## Provided entries
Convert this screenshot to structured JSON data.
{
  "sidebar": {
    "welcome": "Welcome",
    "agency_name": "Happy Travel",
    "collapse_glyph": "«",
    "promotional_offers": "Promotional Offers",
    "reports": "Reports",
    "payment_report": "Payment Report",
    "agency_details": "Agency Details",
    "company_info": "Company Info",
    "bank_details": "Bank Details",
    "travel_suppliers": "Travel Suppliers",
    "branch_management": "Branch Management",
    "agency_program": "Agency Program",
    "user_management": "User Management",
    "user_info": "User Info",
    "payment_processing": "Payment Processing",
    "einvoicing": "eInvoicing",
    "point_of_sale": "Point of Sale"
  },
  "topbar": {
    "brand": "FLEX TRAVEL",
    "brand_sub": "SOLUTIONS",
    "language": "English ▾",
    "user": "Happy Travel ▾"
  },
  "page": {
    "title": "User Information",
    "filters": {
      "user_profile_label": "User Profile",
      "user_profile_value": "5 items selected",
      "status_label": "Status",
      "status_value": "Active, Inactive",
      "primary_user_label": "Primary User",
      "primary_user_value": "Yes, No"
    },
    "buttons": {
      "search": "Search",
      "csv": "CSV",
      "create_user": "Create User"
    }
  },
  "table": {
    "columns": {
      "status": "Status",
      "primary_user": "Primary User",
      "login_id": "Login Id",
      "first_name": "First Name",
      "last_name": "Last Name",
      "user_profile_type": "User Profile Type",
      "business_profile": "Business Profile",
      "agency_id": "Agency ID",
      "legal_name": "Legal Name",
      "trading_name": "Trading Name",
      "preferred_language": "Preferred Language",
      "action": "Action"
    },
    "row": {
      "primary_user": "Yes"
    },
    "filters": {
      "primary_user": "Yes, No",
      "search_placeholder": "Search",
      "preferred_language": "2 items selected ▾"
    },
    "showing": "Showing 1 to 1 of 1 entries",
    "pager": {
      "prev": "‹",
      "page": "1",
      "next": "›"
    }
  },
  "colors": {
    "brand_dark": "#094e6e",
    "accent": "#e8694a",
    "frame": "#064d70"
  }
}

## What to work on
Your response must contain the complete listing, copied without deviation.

## Solution
Convert this screenshot to structured JSON data.
{
  "sidebar": {
    "welcome": "Welcome",
    "agency_name": "Happy Travel",
    "collapse_glyph": "«",
    "promotional_offers": "Promotional Offers",
    "reports": "Reports",
    "payment_report": "Payment Report",
    "agency_details": "Agency Details",
    "company_info": "Company Info",
    "bank_details": "Bank Details",
    "travel_suppliers": "Travel Suppliers",
    "branch_management": "Branch Management",
    "agency_program": "Agency Program",
    "user_management": "User Management",
    "user_info": "User Info",
    "payment_processing": "Payment Processing",
    "einvoicing": "eInvoicing",
    "point_of_sale": "Point of Sale"
  },
  "topbar": {
    "brand": "FLEX TRAVEL",
    "brand_sub": "SOLUTIONS",
    "language": "English ▾",
    "user": "Happy Travel ▾"
  },
  "page": {
    "title": "User Information",
    "filters": {
      "user_profile_label": "User Profile",
      "user_profile_value": "5 items selected",
      "status_label": "Status",
      "status_value": "Active, Inactive",
      "primary_user_label": "Primary User",
      "primary_user_value": "Yes, No"
    },
    "buttons": {
      "search": "Search",
      "csv": "CSV",
      "create_user": "Create User"
    }
  },
  "table": {
    "columns": {
      "status": "Status",
      "primary_user": "Primary User",
      "login_id": "Login Id",
      "first_name": "First Name",
      "last_name": "Last Name",
      "user_profile_type": "User Profile Type",
      "business_profile": "Business Profile",
      "agency_id": "Agency ID",
      "legal_name": "Legal Name",
      "trading_name": "Trading Name",
      "preferred_language": "Preferred Language",
      "action": "Action"
    },
    "row": {
      "primary_user": "Yes"
    },
    "filters": {
      "primary_user": "Yes, No",
      "search_placeholder": "Search",
      "preferred_language": "2 items selected ▾"
    },
    "showing": "Showing 1 to 1 of 1 entries",
    "pager": {
      "prev": "‹",
      "page": "1",
      "next": "›"
    }
  },
  "colors": {
    "brand_dark": "#094e6e",
    "accent": "#e8694a",
    "frame": "#064d70"
  }
}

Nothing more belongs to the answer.